Ongoing concerns about the subprime lending market and a surplus of unsold homes have led to reports of lower builder confidence, according to the National Association of Home Builders (NAHB).
According to the NAHB/Wells Fargo Housing Market Index, confidence declined four points to 24, the index’s lowest level since January 1991. Scores from three component indexes are used to calculate the seasonally adjusted index, where any number over 50 indicates that more builders view sales conditions as good than poor.
“The bottom line is that the single-family housing market is still in a correction process following the historic and unsustainable highs of the 2003 to 2005 period,” said NAHB chief economist David Seiders. “Builders are actively trimming prices and offering buyer incentives to work down their inventories, but meanwhile there is a large supply of vacant existing homes on the market, and affordability problems persist despite efforts to attract buyers.
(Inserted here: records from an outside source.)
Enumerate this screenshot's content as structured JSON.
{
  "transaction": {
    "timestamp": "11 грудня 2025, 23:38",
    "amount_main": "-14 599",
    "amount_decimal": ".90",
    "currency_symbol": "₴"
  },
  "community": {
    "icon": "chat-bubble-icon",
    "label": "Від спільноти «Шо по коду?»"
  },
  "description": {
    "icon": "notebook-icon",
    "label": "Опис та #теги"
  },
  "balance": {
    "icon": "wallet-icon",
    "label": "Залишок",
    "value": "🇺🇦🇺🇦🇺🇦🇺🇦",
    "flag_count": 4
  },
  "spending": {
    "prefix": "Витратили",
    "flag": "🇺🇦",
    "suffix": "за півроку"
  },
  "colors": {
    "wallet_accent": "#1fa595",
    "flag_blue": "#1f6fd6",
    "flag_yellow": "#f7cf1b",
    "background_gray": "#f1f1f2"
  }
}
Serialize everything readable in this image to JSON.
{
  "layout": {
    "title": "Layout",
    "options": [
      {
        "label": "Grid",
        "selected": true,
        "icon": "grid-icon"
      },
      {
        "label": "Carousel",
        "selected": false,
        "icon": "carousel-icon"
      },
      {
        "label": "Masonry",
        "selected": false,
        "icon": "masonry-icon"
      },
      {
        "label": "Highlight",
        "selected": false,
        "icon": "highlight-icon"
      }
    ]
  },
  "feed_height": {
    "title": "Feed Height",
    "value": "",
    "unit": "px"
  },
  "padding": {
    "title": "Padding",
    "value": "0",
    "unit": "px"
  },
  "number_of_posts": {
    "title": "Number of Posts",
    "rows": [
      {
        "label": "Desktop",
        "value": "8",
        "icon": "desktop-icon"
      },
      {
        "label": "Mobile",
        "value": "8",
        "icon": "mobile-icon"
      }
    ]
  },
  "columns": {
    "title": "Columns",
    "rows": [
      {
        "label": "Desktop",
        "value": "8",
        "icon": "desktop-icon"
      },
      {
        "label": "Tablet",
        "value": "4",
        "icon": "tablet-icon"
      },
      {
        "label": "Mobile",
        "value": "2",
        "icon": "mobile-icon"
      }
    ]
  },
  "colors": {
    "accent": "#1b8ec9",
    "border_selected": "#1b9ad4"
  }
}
All four regions of the country reported declines in the index in July. The Northeast and South each saw five-point declines, to 31 and 26, respectively, while the Midwest slipped a single point to 19 and the West declined three points to 25.